EXERCISE DIRECTIONS:
For every line in the material, produce an exact copy.

☆ ☆ ☆ ☆ ☆ ☆ ☆

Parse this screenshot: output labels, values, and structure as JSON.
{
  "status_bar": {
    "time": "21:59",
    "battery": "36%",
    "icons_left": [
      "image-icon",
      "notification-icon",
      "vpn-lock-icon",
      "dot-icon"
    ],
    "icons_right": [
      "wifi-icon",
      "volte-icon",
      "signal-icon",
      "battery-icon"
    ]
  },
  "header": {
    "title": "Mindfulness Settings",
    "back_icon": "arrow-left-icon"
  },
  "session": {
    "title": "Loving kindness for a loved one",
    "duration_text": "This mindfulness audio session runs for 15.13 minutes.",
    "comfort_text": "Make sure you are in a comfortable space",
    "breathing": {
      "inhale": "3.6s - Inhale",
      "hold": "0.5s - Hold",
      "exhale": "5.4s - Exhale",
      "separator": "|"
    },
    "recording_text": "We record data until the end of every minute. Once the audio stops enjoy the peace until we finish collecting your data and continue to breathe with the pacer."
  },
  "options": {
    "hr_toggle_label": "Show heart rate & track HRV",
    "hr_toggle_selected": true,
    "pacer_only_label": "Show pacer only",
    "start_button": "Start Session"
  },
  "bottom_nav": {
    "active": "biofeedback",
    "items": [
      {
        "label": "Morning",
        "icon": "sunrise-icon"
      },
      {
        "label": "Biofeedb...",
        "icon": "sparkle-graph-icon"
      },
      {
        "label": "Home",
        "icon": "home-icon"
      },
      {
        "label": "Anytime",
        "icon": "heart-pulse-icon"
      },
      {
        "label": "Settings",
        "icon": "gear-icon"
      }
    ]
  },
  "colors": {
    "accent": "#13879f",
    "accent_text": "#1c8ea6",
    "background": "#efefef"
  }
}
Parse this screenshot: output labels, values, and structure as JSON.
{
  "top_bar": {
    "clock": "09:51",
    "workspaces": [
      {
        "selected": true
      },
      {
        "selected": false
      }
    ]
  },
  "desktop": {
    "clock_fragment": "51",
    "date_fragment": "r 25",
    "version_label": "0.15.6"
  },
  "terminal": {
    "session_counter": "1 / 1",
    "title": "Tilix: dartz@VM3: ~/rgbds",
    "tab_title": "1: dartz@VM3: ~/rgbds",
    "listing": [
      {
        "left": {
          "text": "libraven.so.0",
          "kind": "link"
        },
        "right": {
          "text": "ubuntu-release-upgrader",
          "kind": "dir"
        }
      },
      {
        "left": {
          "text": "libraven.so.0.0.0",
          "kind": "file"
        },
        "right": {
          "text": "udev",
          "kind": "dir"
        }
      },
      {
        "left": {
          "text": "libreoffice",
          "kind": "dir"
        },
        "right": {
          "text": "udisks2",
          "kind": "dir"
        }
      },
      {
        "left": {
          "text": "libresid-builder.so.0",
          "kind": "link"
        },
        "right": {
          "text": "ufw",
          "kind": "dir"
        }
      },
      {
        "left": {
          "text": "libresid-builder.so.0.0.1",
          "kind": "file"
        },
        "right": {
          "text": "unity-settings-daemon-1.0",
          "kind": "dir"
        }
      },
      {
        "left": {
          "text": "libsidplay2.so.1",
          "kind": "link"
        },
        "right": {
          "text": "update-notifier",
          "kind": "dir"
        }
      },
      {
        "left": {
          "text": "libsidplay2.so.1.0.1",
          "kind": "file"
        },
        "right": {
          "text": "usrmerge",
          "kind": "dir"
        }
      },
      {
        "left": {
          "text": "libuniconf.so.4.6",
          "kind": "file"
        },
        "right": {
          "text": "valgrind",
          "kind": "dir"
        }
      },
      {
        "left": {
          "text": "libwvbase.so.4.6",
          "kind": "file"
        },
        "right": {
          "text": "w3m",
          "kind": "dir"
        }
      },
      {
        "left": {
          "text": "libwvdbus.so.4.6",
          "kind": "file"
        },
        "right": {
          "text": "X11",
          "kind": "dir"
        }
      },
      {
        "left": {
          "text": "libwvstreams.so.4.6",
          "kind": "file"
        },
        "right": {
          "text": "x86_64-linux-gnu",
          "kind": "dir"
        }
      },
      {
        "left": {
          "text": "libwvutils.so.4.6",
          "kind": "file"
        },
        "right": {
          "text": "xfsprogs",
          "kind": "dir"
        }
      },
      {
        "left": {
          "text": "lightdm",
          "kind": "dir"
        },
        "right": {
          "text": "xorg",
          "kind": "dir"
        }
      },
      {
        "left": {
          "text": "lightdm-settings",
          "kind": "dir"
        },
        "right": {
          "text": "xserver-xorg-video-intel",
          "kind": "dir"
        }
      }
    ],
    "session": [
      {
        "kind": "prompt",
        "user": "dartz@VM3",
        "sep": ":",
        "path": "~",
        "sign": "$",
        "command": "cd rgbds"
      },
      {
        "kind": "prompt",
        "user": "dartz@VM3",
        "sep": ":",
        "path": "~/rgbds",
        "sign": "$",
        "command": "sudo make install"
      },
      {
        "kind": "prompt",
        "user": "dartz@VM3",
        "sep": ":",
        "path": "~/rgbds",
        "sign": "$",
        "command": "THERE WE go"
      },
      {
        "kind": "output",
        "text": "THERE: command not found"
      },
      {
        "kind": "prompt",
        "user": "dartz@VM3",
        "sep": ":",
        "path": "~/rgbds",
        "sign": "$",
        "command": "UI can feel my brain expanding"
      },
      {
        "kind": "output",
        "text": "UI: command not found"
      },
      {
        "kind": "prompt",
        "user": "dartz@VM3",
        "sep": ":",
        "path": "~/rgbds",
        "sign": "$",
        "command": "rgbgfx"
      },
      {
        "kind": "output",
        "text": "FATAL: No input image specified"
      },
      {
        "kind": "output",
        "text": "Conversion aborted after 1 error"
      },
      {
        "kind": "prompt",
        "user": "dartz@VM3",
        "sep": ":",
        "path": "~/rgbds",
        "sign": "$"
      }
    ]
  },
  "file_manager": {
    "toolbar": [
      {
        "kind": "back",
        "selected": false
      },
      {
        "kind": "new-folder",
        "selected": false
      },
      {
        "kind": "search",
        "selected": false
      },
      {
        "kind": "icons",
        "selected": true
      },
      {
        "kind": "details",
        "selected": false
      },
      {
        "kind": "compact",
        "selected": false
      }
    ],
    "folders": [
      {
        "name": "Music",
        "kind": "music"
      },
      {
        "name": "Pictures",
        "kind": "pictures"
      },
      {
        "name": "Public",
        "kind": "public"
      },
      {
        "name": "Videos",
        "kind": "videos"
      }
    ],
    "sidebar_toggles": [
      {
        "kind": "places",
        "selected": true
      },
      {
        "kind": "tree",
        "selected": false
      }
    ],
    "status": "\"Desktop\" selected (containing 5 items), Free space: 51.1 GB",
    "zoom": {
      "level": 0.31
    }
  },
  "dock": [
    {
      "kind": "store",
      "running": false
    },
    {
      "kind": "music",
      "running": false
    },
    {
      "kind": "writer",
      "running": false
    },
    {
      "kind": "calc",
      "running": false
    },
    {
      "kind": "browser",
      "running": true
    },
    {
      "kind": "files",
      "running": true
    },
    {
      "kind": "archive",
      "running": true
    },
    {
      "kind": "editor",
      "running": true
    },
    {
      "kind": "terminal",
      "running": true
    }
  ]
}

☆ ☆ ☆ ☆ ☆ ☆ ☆

SOLUTION:
Parse this screenshot: output labels, values, and structure as JSON.
{
  "status_bar": {
    "time": "21:59",
    "battery": "36%",
    "icons_left": [
      "image-icon",
      "notification-icon",
      "vpn-lock-icon",
      "dot-icon"
    ],
    "icons_right": [
      "wifi-icon",
      "volte-icon",
      "signal-icon",
      "battery-icon"
    ]
  },
  "header": {
    "title": "Mindfulness Settings",
    "back_icon": "arrow-left-icon"
  },
  "session": {
    "title": "Loving kindness for a loved one",
    "duration_text": "This mindfulness audio session runs for 15.13 minutes.",
    "comfort_text": "Make sure you are in a comfortable space",
    "breathing": {
      "inhale": "3.6s - Inhale",
      "hold": "0.5s - Hold",
      "exhale": "5.4s - Exhale",
      "separator": "|"
    },
    "recording_text": "We record data until the end of every minute. Once the audio stops enjoy the peace until we finish collecting your data and continue to breathe with the pacer."
  },
  "options": {
    "hr_toggle_label": "Show heart rate & track HRV",
    "hr_toggle_selected": true,
    "pacer_only_label": "Show pacer only",
    "start_button": "Start Session"
  },
  "bottom_nav": {
    "active": "biofeedback",
    "items": [
      {
        "label": "Morning",
        "icon": "sunrise-icon"
      },
      {
        "label": "Biofeedb...",
        "icon": "sparkle-graph-icon"
      },
      {
        "label": "Home",
        "icon": "home-icon"
      },
      {
        "label": "Anytime",
        "icon": "heart-pulse-icon"
      },
      {
        "label": "Settings",
        "icon": "gear-icon"
      }
    ]
  },
  "colors": {
    "accent": "#13879f",
    "accent_text": "#1c8ea6",
    "background": "#efefef"
  }
}
Parse this screenshot: output labels, values, and structure as JSON.
{
  "top_bar": {
    "clock": "09:51",
    "workspaces": [
      {
        "selected": true
      },
      {
        "selected": false
      }
    ]
  },
  "desktop": {
    "clock_fragment": "51",
    "date_fragment": "r 25",
    "version_label": "0.15.6"
  },
  "terminal": {
    "session_counter": "1 / 1",
    "title": "Tilix: dartz@VM3: ~/rgbds",
    "tab_title": "1: dartz@VM3: ~/rgbds",
    "listing": [
      {
        "left": {
          "text": "libraven.so.0",
          "kind": "link"
        },
        "right": {
          "text": "ubuntu-release-upgrader",
          "kind": "dir"
        }
      },
      {
        "left": {
          "text": "libraven.so.0.0.0",
          "kind": "file"
        },
        "right": {
          "text": "udev",
          "kind": "dir"
        }
      },
      {
        "left": {
          "text": "libreoffice",
          "kind": "dir"
        },
        "right": {
          "text": "udisks2",
          "kind": "dir"
        }
      },
      {
        "left": {
          "text": "libresid-builder.so.0",
          "kind": "link"
        },
        "right": {
          "text": "ufw",
          "kind": "dir"
        }
      },
      {
        "left": {
          "text": "libresid-builder.so.0.0.1",
          "kind": "file"
        },
        "right": {
          "text": "unity-settings-daemon-1.0",
          "kind": "dir"
        }
      },
      {
        "left": {
          "text": "libsidplay2.so.1",
          "kind": "link"
        },
        "right": {
          "text": "update-notifier",
          "kind": "dir"
        }
      },
      {
        "left": {
          "text": "libsidplay2.so.1.0.1",
          "kind": "file"
        },
        "right": {
          "text": "usrmerge",
          "kind": "dir"
        }
      },
      {
        "left": {
          "text": "libuniconf.so.4.6",
          "kind": "file"
        },
        "right": {
          "text": "valgrind",
          "kind": "dir"
        }
      },
      {
        "left": {
          "text": "libwvbase.so.4.6",
          "kind": "file"
        },
        "right": {
          "text": "w3m",
          "kind": "dir"
        }
      },
      {
        "left": {
          "text": "libwvdbus.so.4.6",
          "kind": "file"
        },
        "right": {
          "text": "X11",
          "kind": "dir"
        }
      },
      {
        "left": {
          "text": "libwvstreams.so.4.6",
          "kind": "file"
        },
        "right": {
          "text": "x86_64-linux-gnu",
          "kind": "dir"
        }
      },
      {
        "left": {
          "text": "libwvutils.so.4.6",
          "kind": "file"
        },
        "right": {
          "text": "xfsprogs",
          "kind": "dir"
        }
      },
      {
        "left": {
          "text": "lightdm",
          "kind": "dir"
        },
        "right": {
          "text": "xorg",
          "kind": "dir"
        }
      },
      {
        "left": {
          "text": "lightdm-settings",
          "kind": "dir"
        },
        "right": {
          "text": "xserver-xorg-video-intel",
          "kind": "dir"
        }
      }
    ],
    "session": [
      {
        "kind": "prompt",
        "user": "dartz@VM3",
        "sep": ":",
        "path": "~",
        "sign": "$",
        "command": "cd rgbds"
      },
      {
        "kind": "prompt",
        "user": "dartz@VM3",
        "sep": ":",
        "path": "~/rgbds",
        "sign": "$",
        "command": "sudo make install"
      },
      {
        "kind": "prompt",
        "user": "dartz@VM3",
        "sep": ":",
        "path": "~/rgbds",
        "sign": "$",
        "command": "THERE WE go"
      },
      {
        "kind": "output",
        "text": "THERE: command not found"
      },
      {
        "kind": "prompt",
        "user": "dartz@VM3",
        "sep": ":",
        "path": "~/rgbds",
        "sign": "$",
        "command": "UI can feel my brain expanding"
      },
      {
        "kind": "output",
        "text": "UI: command not found"
      },
      {
        "kind": "prompt",
        "user": "dartz@VM3",
        "sep": ":",
        "path": "~/rgbds",
        "sign": "$",
        "command": "rgbgfx"
      },
      {
        "kind": "output",
        "text": "FATAL: No input image specified"
      },
      {
        "kind": "output",
        "text": "Conversion aborted after 1 error"
      },
      {
        "kind": "prompt",
        "user": "dartz@VM3",
        "sep": ":",
        "path": "~/rgbds",
        "sign": "$"
      }
    ]
  },
  "file_manager": {
    "toolbar": [
      {
        "kind": "back",
        "selected": false
      },
      {
        "kind": "new-folder",
        "selected": false
      },
      {
        "kind": "search",
        "selected": false
      },
      {
        "kind": "icons",
        "selected": true
      },
      {
        "kind": "details",
        "selected": false
      },
      {
        "kind": "compact",
        "selected": false
      }
    ],
    "folders": [
      {
        "name": "Music",
        "kind": "music"
      },
      {
        "name": "Pictures",
        "kind": "pictures"
      },
      {
        "name": "Public",
        "kind": "public"
      },
      {
        "name": "Videos",
        "kind": "videos"
      }
    ],
    "sidebar_toggles": [
      {
        "kind": "places",
        "selected": true
      },
      {
        "kind": "tree",
        "selected": false
      }
    ],
    "status": "\"Desktop\" selected (containing 5 items), Free space: 51.1 GB",
    "zoom": {
      "level": 0.31
    }
  },
  "dock": [
    {
      "kind": "store",
      "running": false
    },
    {
      "kind": "music",
      "running": false
    },
    {
      "kind": "writer",
      "running": false
    },
    {
      "kind": "calc",
      "running": false
    },
    {
      "kind": "browser",
      "running": true
    },
    {
      "kind": "files",
      "running": true
    },
    {
      "kind": "archive",
      "running": true
    },
    {
      "kind": "editor",
      "running": true
    },
    {
      "kind": "terminal",
      "running": true
    }
  ]
}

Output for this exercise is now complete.